Officials at the Internal Revenue Service are thinking about how employers can give employees cash that the employees can use to buy their own individual health coverage.
The IRS officials are preparing to implement draft regulations that could make cash-for-coverage arrangements available to employers of all sizes. Employers could provide the cash for coverage through health reimbursement arrangements (HRAs) .
IRS officials have put out a call for ideas about how to handle cash-for-coverage HRA compliance details in a new public notice, IRS Notice 2018-88.
In theory, the notice, and the underlying regulations, could create a new, employer-paid market for individual major medical coverage.
What’s in IRS Notice 2018-88?
The drafters of the underlying regulation want to make sure that the cash-for-coverage HRAs would be nondiscriminatory, and that the employees would end up with individual major medical coverage.
In the new notice, IRS officials ask for comments about how they could verify what’s happening, and create “safe harbors” that would let employers know what kinds of arrangements were appropriate.
Officials note, for example, that employers would have to show that an individual coverage HRA was affordable for the employees. Officials say the IRS and its parent, the U.S. Treasury Department worry that requiring employers to document affordability one employee at a time would be too difficult and too expensive.
“This, in turn, could undermine the goal of expanding the use of HRAs,” officials write.
Officials say they expect to issue safe harbor guidance on affordability. A large employer that’s required to provide affordable coverage could base affordability calculations on whether an employee could afford self-only coverage from the lowest-cost silver-level plan available through the ACA public exchange that serves the employee’s primary site of employment, rather than the employee’s place of residence.

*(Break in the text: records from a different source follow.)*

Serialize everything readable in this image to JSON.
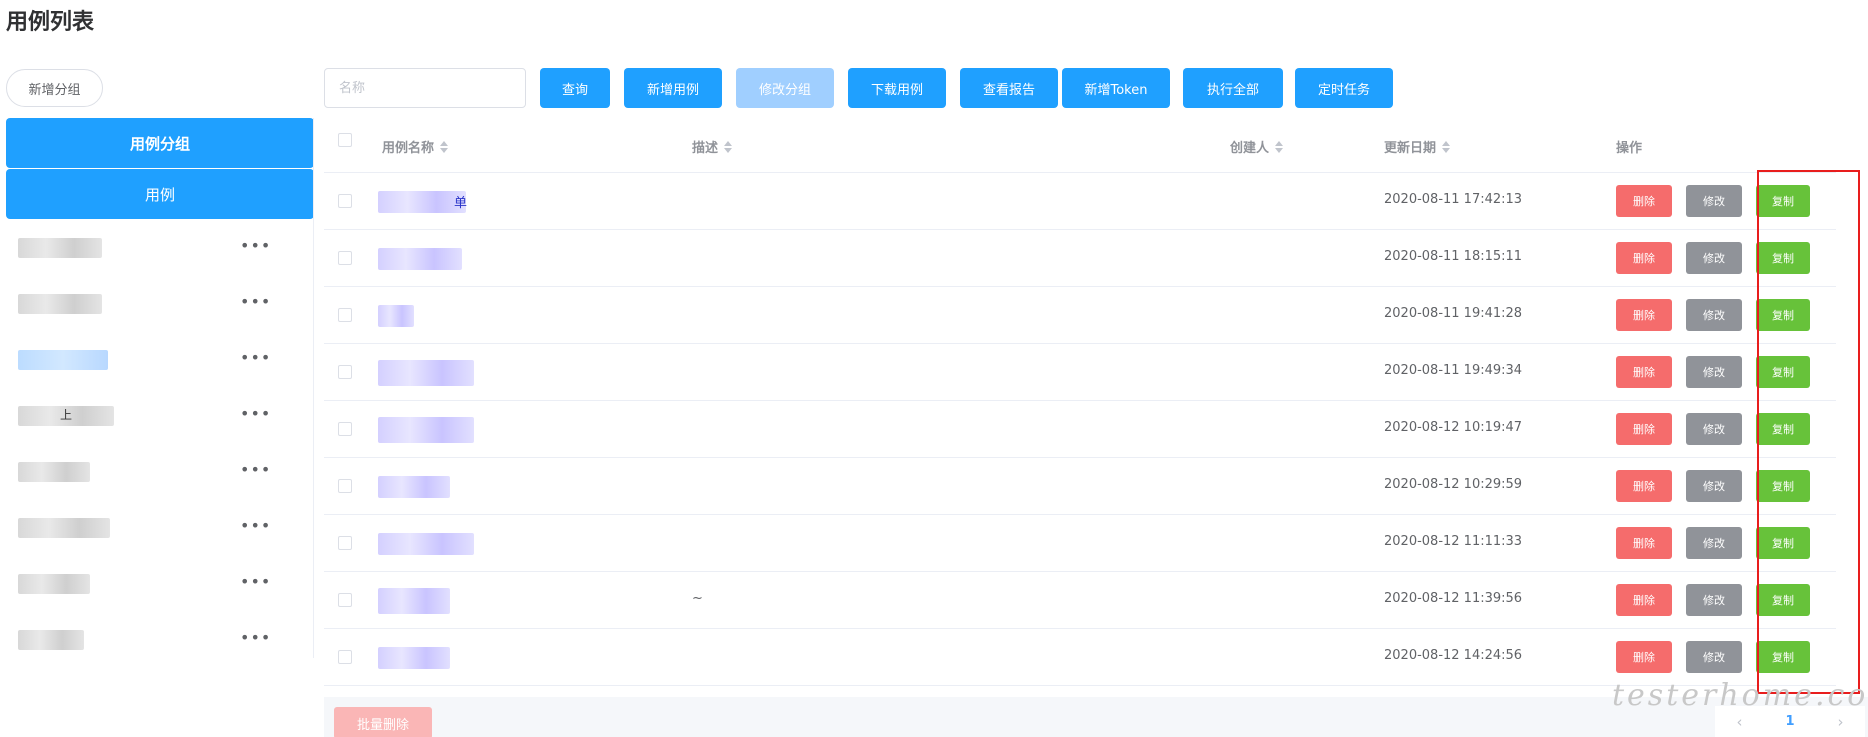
{
  "page": {
    "title": "用例列表"
  },
  "sidebar": {
    "add_group_label": "新增分组",
    "active_group_label": "用例分组",
    "all_cases_label": "用例",
    "items": [
      {
        "label": "",
        "menu_icon": "more-horizontal-icon"
      },
      {
        "label": "",
        "menu_icon": "more-horizontal-icon"
      },
      {
        "label": "",
        "menu_icon": "more-horizontal-icon",
        "highlighted": true
      },
      {
        "label": "上",
        "menu_icon": "more-horizontal-icon"
      },
      {
        "label": "",
        "menu_icon": "more-horizontal-icon"
      },
      {
        "label": "",
        "menu_icon": "more-horizontal-icon"
      },
      {
        "label": "",
        "menu_icon": "more-horizontal-icon"
      },
      {
        "label": "",
        "menu_icon": "more-horizontal-icon"
      }
    ]
  },
  "toolbar": {
    "search_placeholder": "名称",
    "query_label": "查询",
    "add_case_label": "新增用例",
    "edit_group_label": "修改分组",
    "download_label": "下载用例",
    "report_label": "查看报告",
    "add_token_label": "新增Token",
    "run_all_label": "执行全部",
    "schedule_label": "定时任务"
  },
  "table": {
    "headers": {
      "name": "用例名称",
      "desc": "描述",
      "creator": "创建人",
      "updated": "更新日期",
      "actions": "操作"
    },
    "action_labels": {
      "delete": "删除",
      "edit": "修改",
      "copy": "复制"
    },
    "rows": [
      {
        "name": "单",
        "desc": "",
        "updated": "2020-08-11 17:42:13"
      },
      {
        "name": "",
        "desc": "",
        "updated": "2020-08-11 18:15:11"
      },
      {
        "name": "",
        "desc": "",
        "updated": "2020-08-11 19:41:28"
      },
      {
        "name": "",
        "desc": "",
        "updated": "2020-08-11 19:49:34"
      },
      {
        "name": "",
        "desc": "",
        "updated": "2020-08-12 10:19:47"
      },
      {
        "name": "",
        "desc": "",
        "updated": "2020-08-12 10:29:59"
      },
      {
        "name": "",
        "desc": "",
        "updated": "2020-08-12 11:11:33"
      },
      {
        "name": "",
        "desc": "~",
        "updated": "2020-08-12 11:39:56"
      },
      {
        "name": "",
        "desc": "",
        "updated": "2020-08-12 14:24:56"
      }
    ]
  },
  "footer": {
    "batch_delete_label": "批量删除",
    "current_page": "1"
  },
  "watermark": "testerhome.com",
  "colors": {
    "primary": "#1fa0ff",
    "danger": "#f56c6c",
    "info": "#909399",
    "success": "#67c23a",
    "highlight": "#e81d1d"
  }
}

Knowing an employee’s site of employment might be much easier for an employer than knowing the employee’s place of residence, officials say.
Officials say they are interested in hearing suggestions about how they could create a safe harbor for including an employee’s age in the affordability calculations. They are also interested in hearing ideas about how to handle cash-for-coverage HRAs with plan years that start on dates other than Jan. 1.
Responses to the new IRS notice are due Dec. 28.